Though still fairly rare, there’s been a spike in the number of DSD occurrences since the beginning of the year. The attack can last up to 24 hours and send a deluge of 60-thousand messages to your inbox. The spam is difficult to filter since it contains no malicious links or malware. The criminals make messages as simple as possible because their purpose is just to distract you.

If you experience a DSD attack, someone has obtained not only your specific email address, but also account information and passwords for an important site. While you’re sorting through a ridiculous amount of emails, usually filled with random quotes from books, criminals make changes to your online accounts, possibly transferring money or making purchases. Since these actions automatically send an email to your inbox, the spam is used to cover them and keep you unaware.
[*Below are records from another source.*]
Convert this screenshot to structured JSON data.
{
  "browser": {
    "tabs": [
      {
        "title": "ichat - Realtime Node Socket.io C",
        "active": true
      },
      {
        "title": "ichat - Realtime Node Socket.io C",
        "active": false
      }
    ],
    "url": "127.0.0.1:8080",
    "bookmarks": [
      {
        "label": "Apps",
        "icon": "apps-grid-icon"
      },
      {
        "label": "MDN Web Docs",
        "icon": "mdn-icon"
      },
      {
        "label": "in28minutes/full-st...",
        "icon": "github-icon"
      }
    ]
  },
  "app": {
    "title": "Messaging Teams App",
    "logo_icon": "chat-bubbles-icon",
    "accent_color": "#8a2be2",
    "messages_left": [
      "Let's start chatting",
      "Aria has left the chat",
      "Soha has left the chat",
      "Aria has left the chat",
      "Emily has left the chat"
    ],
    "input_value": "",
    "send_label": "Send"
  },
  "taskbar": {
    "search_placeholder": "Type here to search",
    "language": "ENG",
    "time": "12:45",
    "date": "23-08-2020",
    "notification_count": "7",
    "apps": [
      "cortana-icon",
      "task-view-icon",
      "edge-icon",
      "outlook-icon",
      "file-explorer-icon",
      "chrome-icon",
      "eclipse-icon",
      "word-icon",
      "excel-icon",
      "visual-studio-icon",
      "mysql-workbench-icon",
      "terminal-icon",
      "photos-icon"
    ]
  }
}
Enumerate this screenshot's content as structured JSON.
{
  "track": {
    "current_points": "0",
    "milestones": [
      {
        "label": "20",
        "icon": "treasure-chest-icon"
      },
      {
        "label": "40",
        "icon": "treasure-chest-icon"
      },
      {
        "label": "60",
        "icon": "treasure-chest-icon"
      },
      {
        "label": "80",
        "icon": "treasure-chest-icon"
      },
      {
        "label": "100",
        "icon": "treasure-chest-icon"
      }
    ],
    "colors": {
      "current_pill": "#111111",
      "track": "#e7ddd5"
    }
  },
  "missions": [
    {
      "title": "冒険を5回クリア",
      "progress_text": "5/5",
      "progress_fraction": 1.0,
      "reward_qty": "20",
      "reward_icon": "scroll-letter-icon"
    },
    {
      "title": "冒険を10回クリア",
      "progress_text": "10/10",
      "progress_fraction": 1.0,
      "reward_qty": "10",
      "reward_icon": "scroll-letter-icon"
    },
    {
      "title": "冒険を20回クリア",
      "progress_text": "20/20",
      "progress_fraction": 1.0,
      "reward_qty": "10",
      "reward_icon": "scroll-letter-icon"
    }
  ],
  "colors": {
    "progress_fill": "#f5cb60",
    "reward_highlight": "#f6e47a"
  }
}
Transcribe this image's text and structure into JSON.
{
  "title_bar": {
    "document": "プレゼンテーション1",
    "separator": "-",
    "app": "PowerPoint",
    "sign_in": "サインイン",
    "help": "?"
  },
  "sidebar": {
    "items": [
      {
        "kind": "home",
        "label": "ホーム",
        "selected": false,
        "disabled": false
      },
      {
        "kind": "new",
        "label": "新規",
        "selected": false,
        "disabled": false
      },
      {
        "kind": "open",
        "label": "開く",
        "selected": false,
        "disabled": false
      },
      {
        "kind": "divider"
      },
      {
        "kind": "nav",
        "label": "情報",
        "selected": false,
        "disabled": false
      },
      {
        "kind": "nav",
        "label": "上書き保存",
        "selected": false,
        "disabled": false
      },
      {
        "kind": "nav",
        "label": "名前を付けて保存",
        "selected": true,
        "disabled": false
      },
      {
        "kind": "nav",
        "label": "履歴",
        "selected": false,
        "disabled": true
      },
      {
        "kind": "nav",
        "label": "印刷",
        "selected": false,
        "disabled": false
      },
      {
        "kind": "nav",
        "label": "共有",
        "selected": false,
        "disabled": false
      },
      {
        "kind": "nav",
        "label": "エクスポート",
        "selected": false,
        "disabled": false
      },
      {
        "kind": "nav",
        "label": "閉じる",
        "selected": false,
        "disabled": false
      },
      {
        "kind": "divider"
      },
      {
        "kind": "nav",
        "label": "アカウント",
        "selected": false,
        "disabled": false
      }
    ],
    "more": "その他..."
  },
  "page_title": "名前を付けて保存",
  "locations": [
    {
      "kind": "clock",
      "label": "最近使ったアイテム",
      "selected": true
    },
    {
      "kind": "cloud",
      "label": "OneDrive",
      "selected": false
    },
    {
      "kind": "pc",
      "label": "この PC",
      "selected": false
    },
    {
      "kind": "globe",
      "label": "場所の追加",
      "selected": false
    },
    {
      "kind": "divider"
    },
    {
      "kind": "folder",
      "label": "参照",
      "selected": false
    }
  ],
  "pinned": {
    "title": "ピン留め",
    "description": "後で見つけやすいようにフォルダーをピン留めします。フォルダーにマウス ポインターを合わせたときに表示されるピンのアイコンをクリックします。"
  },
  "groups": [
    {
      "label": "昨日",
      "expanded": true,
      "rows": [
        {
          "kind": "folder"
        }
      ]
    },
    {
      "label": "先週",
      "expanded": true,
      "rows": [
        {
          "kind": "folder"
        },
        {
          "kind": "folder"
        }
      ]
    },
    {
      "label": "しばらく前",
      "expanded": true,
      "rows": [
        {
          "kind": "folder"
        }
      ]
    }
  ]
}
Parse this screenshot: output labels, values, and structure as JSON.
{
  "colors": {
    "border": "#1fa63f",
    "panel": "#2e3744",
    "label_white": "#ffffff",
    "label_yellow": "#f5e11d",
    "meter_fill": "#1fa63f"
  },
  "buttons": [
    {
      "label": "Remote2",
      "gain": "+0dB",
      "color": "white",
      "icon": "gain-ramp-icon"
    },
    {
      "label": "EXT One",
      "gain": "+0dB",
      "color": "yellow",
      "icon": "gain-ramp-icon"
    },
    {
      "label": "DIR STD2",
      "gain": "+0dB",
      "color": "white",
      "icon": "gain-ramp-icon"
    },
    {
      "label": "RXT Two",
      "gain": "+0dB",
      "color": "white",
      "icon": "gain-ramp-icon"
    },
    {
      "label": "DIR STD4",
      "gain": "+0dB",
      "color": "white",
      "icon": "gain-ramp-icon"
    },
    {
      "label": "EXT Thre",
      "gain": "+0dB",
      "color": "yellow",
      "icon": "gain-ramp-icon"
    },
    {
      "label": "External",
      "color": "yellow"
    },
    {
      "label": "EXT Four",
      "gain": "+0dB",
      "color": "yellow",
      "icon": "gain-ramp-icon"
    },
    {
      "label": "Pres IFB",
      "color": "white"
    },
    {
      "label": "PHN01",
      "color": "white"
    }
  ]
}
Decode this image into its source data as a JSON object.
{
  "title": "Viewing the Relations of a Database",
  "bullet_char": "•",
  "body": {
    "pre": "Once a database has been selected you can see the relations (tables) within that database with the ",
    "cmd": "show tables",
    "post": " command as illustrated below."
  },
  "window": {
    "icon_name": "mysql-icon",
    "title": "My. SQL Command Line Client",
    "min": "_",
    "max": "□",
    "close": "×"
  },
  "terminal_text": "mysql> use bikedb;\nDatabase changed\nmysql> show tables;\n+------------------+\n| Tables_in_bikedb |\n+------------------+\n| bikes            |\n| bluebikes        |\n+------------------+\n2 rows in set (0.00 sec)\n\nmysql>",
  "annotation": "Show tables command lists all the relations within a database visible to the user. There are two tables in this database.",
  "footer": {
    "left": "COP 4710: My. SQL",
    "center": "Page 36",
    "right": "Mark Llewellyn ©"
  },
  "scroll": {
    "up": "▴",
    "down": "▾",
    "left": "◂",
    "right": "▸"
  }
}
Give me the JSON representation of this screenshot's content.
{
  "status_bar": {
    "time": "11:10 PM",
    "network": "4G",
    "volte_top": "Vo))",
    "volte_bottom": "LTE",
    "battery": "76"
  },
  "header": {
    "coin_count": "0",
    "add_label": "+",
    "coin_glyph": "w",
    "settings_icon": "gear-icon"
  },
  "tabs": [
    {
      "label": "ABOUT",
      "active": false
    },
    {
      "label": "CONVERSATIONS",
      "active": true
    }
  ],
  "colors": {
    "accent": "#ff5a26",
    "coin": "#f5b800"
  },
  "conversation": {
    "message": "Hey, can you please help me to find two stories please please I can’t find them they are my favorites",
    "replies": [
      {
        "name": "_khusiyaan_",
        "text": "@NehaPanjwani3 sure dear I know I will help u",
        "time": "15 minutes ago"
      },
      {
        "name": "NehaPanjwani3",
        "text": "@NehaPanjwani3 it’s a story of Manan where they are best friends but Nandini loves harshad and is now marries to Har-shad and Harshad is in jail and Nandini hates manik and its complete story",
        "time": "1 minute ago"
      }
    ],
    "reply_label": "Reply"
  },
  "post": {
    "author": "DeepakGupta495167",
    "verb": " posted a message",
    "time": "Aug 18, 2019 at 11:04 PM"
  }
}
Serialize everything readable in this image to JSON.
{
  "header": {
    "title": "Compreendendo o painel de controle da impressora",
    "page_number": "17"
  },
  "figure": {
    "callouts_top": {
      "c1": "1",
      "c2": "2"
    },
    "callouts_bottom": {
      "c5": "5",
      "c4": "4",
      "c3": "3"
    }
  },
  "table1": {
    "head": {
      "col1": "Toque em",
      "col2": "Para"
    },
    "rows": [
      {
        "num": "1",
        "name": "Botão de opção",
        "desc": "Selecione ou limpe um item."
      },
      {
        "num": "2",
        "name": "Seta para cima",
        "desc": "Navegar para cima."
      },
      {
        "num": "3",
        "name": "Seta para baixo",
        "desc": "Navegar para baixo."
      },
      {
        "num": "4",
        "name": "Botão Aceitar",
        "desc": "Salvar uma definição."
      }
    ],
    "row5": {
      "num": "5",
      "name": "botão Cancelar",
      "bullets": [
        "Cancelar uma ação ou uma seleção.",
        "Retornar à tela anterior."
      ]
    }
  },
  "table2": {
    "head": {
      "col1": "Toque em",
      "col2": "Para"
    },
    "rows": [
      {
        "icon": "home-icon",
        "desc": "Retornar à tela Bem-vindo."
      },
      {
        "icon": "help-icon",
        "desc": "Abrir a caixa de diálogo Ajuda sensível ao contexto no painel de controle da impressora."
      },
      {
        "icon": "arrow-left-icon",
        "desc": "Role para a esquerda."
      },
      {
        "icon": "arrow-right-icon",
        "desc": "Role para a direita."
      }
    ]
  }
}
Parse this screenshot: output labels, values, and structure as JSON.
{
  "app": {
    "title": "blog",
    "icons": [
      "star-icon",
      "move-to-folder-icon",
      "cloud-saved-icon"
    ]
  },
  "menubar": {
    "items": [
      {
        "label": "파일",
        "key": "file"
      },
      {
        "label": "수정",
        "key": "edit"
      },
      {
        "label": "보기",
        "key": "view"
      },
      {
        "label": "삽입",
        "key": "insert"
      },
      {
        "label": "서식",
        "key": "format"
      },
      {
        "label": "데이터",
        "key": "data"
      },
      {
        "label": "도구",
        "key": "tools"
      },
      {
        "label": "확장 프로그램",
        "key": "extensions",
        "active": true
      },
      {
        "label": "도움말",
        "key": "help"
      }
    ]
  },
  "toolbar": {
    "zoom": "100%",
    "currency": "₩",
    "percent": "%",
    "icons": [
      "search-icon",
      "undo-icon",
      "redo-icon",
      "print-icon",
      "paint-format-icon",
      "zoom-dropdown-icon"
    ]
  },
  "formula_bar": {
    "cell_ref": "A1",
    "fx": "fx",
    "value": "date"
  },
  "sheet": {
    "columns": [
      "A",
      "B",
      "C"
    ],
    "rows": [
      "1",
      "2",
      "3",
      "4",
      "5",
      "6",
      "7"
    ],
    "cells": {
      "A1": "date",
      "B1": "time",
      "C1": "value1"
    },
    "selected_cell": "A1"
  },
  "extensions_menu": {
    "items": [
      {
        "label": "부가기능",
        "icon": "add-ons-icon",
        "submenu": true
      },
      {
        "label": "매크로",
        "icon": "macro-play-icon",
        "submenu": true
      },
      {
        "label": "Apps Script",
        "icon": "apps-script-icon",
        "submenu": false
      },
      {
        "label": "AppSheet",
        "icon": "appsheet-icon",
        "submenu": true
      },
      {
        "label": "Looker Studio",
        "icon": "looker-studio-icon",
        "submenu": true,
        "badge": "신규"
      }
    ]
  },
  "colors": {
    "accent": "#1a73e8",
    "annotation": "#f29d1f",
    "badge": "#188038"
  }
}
It’s important to change passwords and stay diligent in combing through spam emails when experience a DSD attack. Contact Geek Rescue at 918-369-4335 immediately for help. They help you deal with the attack and protect you from future attempts to steal your data.

Going Invisible And Staying Safe On The Internet

July 12th, 2013

Invisible man

To many people, being invisible and undetectable on the internet is only necessary for criminals who are partaking in illegal activities. Those people overlook how easy it is for websites and other users to monitor your activity and steal your information. Fortunately, there are plenty of ways to stay safe by going invisible. Chris Gayomali touched on a handful of your options in his recent article for The Week.

Masking your IP address makes it more difficult to track your online activity, which is a particularly valuable skill considering the recent developments with the NSA. Your IP, or internet protocol, address is a set of numbers assigned to your device. Computers, phones, even printers, all have an IP address. To mask your IP, your connection to the internet is rerouted through other machines, which makes it hard to pin down where you actually are. There are programs readily available for download to help with this task, although some websites may not support your masked IP experience. Geek Rescue will outfit your computer with top-of-the-line software to mask your IP and keep you safer online.

Have you ever heard of a VPN? It stands for Virtual Private Network and they supply encrypted tunnels to keep your online activity secure. Again, there are plenty of downloadable tools to help you set-up your own VPN. They come in handy when using free WiFi, which are by definition unsecure networks and attract shady characters. To set up your own VPN, call Geek Rescue or stop by. They’ll have you surfing securely in no time.

You may not be using your email for any illegal activity, but that doesn’t mean you want anyone to have access to your message content. Addresses, phone numbers, bank account numbers and social security numbers are routinely included in emails. Encryption services are readily available and many don’t even require registration. Geek Rescue has the email solutions you need to ensure that no outside sources have access to your private messages.

Google, Microsoft and Yahoo have all been accused of sending information to the government. What do you do if you don’t records of your searches forward to official agencies? A little research can help you discover a new search engine that promises not to track or store records of your searches. Predictably, traffic on these search engines has risen steadily in the past few weeks.

Finally, if the search giants’ sites aren’t safe, neither are their chat clients. Encrypted chat services are often as easy as adding a plug-in to your browser. It may not be quite as convenient as Gchat, but you can be sure that no one else is reading your conversation.

For more information on how to surf safely and keep your computer and data private and secure, talk to the experts at Geek Rescue today. Give us a call at 918-369-4335.